— Entries provided —
════════════════════
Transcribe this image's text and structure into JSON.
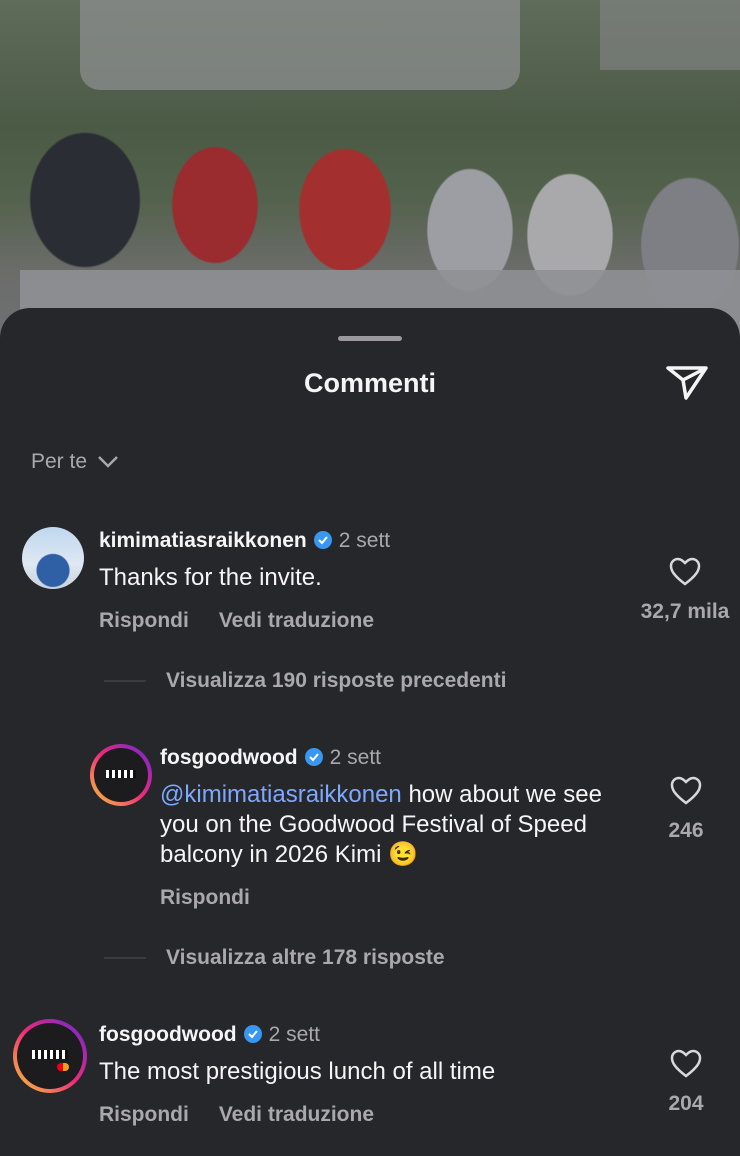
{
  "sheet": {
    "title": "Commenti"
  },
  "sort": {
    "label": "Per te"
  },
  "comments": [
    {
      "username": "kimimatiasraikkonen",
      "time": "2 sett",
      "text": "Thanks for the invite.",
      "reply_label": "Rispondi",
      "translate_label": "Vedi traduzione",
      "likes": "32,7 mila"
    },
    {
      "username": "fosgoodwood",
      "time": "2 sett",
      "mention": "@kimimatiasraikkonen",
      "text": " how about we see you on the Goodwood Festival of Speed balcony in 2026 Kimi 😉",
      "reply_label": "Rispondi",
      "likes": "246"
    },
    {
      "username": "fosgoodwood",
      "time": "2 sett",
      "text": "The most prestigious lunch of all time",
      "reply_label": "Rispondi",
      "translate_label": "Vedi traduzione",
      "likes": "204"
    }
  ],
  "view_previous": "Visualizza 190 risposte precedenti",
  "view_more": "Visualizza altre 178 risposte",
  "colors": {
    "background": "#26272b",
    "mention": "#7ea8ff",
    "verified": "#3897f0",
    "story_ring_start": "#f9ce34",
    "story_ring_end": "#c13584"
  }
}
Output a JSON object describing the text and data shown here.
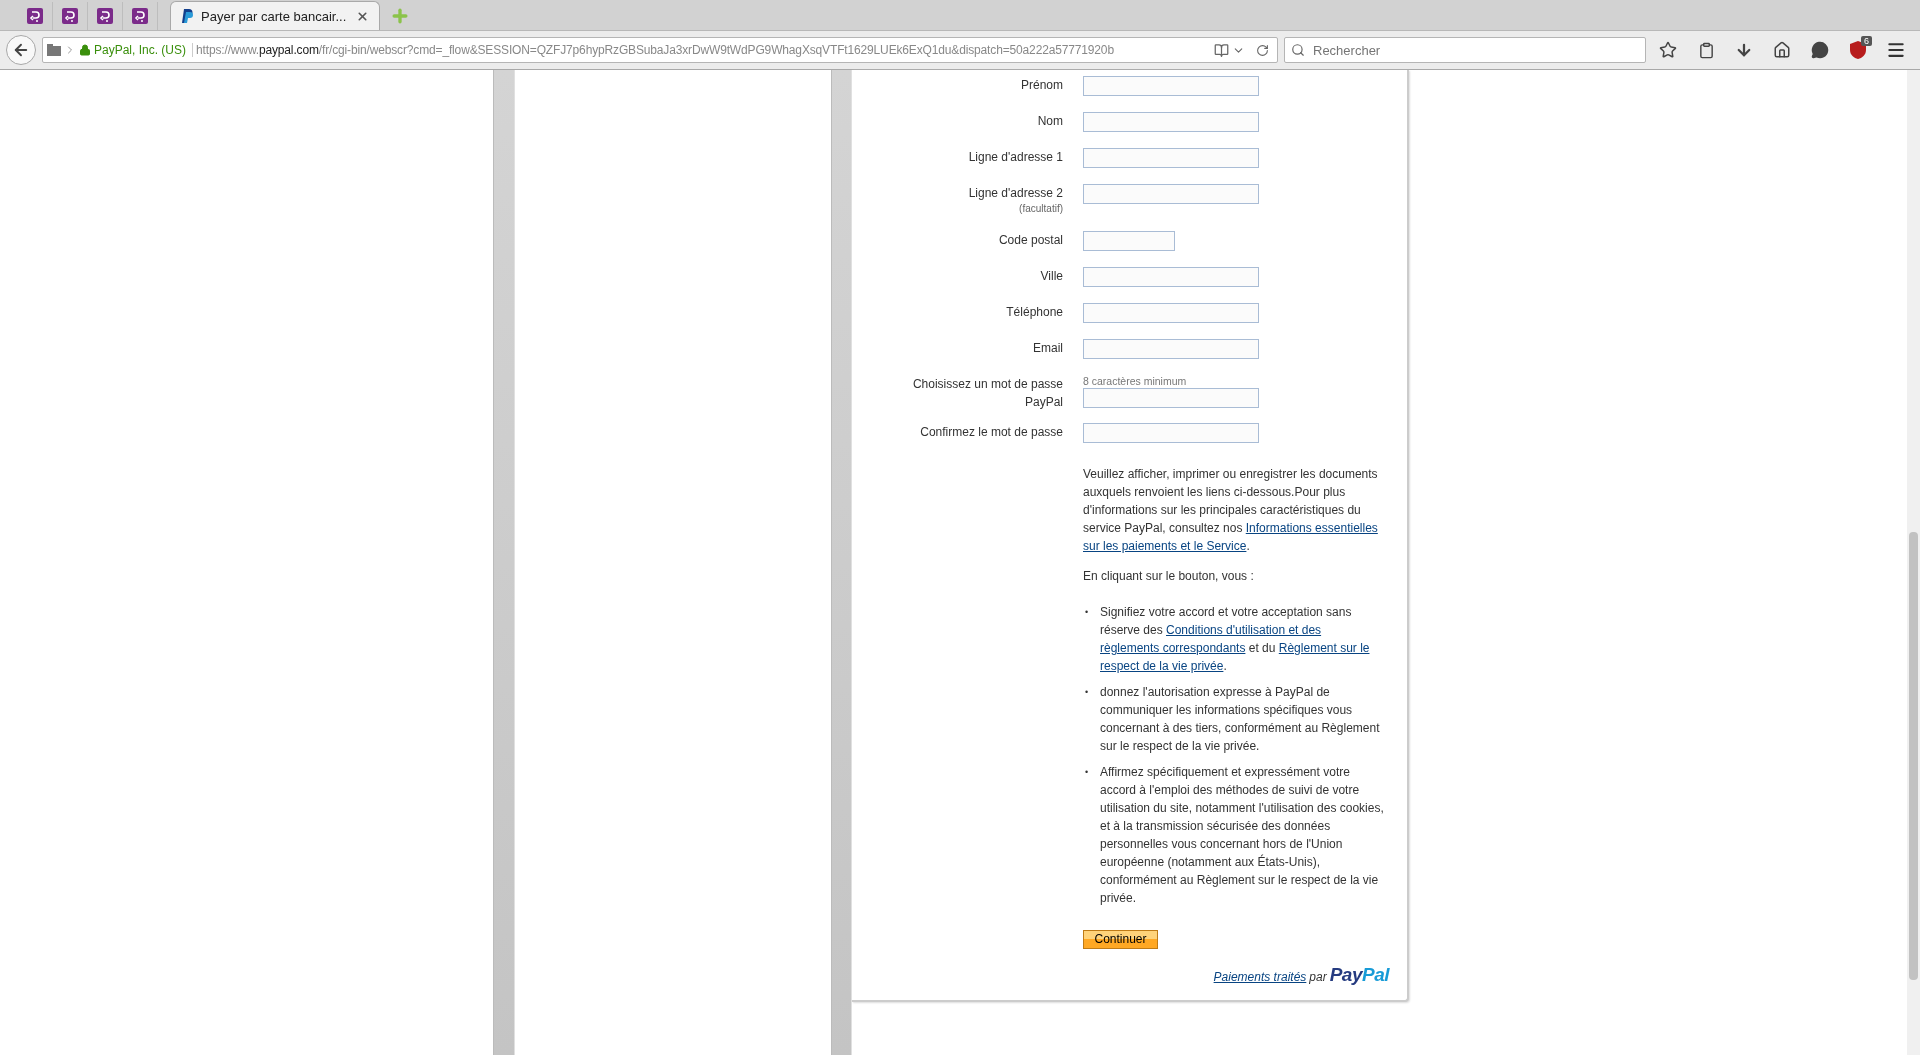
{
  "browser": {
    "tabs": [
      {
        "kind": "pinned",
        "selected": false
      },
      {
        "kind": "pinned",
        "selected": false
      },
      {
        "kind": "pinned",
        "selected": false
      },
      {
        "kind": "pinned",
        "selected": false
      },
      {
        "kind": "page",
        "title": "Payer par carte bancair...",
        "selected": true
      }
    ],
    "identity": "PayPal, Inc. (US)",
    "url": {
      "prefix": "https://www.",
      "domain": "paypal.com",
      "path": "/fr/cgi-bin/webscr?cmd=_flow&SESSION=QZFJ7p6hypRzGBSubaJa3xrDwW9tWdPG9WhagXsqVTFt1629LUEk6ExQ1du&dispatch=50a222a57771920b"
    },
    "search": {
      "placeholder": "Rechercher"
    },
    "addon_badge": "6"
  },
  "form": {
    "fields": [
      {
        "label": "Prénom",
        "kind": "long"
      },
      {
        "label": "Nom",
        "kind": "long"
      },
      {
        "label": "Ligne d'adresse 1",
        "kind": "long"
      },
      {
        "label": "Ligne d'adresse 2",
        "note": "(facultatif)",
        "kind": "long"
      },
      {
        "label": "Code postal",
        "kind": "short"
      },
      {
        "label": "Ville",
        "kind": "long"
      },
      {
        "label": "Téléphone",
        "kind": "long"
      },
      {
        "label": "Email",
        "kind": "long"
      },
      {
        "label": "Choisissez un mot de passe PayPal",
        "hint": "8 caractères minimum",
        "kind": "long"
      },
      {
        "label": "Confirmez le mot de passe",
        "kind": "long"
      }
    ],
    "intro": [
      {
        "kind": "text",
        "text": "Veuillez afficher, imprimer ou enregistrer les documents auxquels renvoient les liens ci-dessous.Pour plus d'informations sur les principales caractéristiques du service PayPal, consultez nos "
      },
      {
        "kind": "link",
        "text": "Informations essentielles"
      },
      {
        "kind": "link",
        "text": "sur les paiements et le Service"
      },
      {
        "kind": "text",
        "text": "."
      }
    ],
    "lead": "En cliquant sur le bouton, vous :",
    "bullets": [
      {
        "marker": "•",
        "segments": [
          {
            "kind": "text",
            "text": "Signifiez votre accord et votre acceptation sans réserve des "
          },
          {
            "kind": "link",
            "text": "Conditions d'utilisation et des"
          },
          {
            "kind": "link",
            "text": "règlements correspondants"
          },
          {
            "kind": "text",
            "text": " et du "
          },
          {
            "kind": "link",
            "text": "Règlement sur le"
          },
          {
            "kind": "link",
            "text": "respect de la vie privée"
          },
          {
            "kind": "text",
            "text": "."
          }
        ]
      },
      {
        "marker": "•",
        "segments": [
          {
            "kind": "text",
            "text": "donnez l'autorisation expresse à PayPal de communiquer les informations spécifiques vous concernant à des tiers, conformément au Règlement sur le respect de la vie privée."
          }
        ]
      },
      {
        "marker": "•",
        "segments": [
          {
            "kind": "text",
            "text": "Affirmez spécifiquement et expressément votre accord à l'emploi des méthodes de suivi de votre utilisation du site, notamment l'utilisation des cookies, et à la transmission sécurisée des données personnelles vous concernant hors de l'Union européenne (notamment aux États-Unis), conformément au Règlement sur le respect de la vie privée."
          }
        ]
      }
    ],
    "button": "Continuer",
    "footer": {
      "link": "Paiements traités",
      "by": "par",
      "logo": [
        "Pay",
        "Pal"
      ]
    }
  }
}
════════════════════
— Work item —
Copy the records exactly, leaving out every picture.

— Answer to this problem —
Transcribe this image's text and structure into JSON.
{
  "sheet": {
    "title": "Commenti"
  },
  "sort": {
    "label": "Per te"
  },
  "comments": [
    {
      "username": "kimimatiasraikkonen",
      "time": "2 sett",
      "text": "Thanks for the invite.",
      "reply_label": "Rispondi",
      "translate_label": "Vedi traduzione",
      "likes": "32,7 mila"
    },
    {
      "username": "fosgoodwood",
      "time": "2 sett",
      "mention": "@kimimatiasraikkonen",
      "text": " how about we see you on the Goodwood Festival of Speed balcony in 2026 Kimi 😉",
      "reply_label": "Rispondi",
      "likes": "246"
    },
    {
      "username": "fosgoodwood",
      "time": "2 sett",
      "text": "The most prestigious lunch of all time",
      "reply_label": "Rispondi",
      "translate_label": "Vedi traduzione",
      "likes": "204"
    }
  ],
  "view_previous": "Visualizza 190 risposte precedenti",
  "view_more": "Visualizza altre 178 risposte",
  "colors": {
    "background": "#26272b",
    "mention": "#7ea8ff",
    "verified": "#3897f0",
    "story_ring_start": "#f9ce34",
    "story_ring_end": "#c13584"
  }
}
Output a JSON object describing the text and data shown here.
{
  "browser": {
    "tabs": [
      {
        "kind": "pinned",
        "selected": false
      },
      {
        "kind": "pinned",
        "selected": false
      },
      {
        "kind": "pinned",
        "selected": false
      },
      {
        "kind": "pinned",
        "selected": false
      },
      {
        "kind": "page",
        "title": "Payer par carte bancair...",
        "selected": true
      }
    ],
    "identity": "PayPal, Inc. (US)",
    "url": {
      "prefix": "https://www.",
      "domain": "paypal.com",
      "path": "/fr/cgi-bin/webscr?cmd=_flow&SESSION=QZFJ7p6hypRzGBSubaJa3xrDwW9tWdPG9WhagXsqVTFt1629LUEk6ExQ1du&dispatch=50a222a57771920b"
    },
    "search": {
      "placeholder": "Rechercher"
    },
    "addon_badge": "6"
  },
  "form": {
    "fields": [
      {
        "label": "Prénom",
        "kind": "long"
      },
      {
        "label": "Nom",
        "kind": "long"
      },
      {
        "label": "Ligne d'adresse 1",
        "kind": "long"
      },
      {
        "label": "Ligne d'adresse 2",
        "note": "(facultatif)",
        "kind": "long"
      },
      {
        "label": "Code postal",
        "kind": "short"
      },
      {
        "label": "Ville",
        "kind": "long"
      },
      {
        "label": "Téléphone",
        "kind": "long"
      },
      {
        "label": "Email",
        "kind": "long"
      },
      {
        "label": "Choisissez un mot de passe PayPal",
        "hint": "8 caractères minimum",
        "kind": "long"
      },
      {
        "label": "Confirmez le mot de passe",
        "kind": "long"
      }
    ],
    "intro": [
      {
        "kind": "text",
        "text": "Veuillez afficher, imprimer ou enregistrer les documents auxquels renvoient les liens ci-dessous.Pour plus d'informations sur les principales caractéristiques du service PayPal, consultez nos "
      },
      {
        "kind": "link",
        "text": "Informations essentielles"
      },
      {
        "kind": "link",
        "text": "sur les paiements et le Service"
      },
      {
        "kind": "text",
        "text": "."
      }
    ],
    "lead": "En cliquant sur le bouton, vous :",
    "bullets": [
      {
        "marker": "•",
        "segments": [
          {
            "kind": "text",
            "text": "Signifiez votre accord et votre acceptation sans réserve des "
          },
          {
            "kind": "link",
            "text": "Conditions d'utilisation et des"
          },
          {
            "kind": "link",
            "text": "règlements correspondants"
          },
          {
            "kind": "text",
            "text": " et du "
          },
          {
            "kind": "link",
            "text": "Règlement sur le"
          },
          {
            "kind": "link",
            "text": "respect de la vie privée"
          },
          {
            "kind": "text",
            "text": "."
          }
        ]
      },
      {
        "marker": "•",
        "segments": [
          {
            "kind": "text",
            "text": "donnez l'autorisation expresse à PayPal de communiquer les informations spécifiques vous concernant à des tiers, conformément au Règlement sur le respect de la vie privée."
          }
        ]
      },
      {
        "marker": "•",
        "segments": [
          {
            "kind": "text",
            "text": "Affirmez spécifiquement et expressément votre accord à l'emploi des méthodes de suivi de votre utilisation du site, notamment l'utilisation des cookies, et à la transmission sécurisée des données personnelles vous concernant hors de l'Union européenne (notamment aux États-Unis), conformément au Règlement sur le respect de la vie privée."
          }
        ]
      }
    ],
    "button": "Continuer",
    "footer": {
      "link": "Paiements traités",
      "by": "par",
      "logo": [
        "Pay",
        "Pal"
      ]
    }
  }
}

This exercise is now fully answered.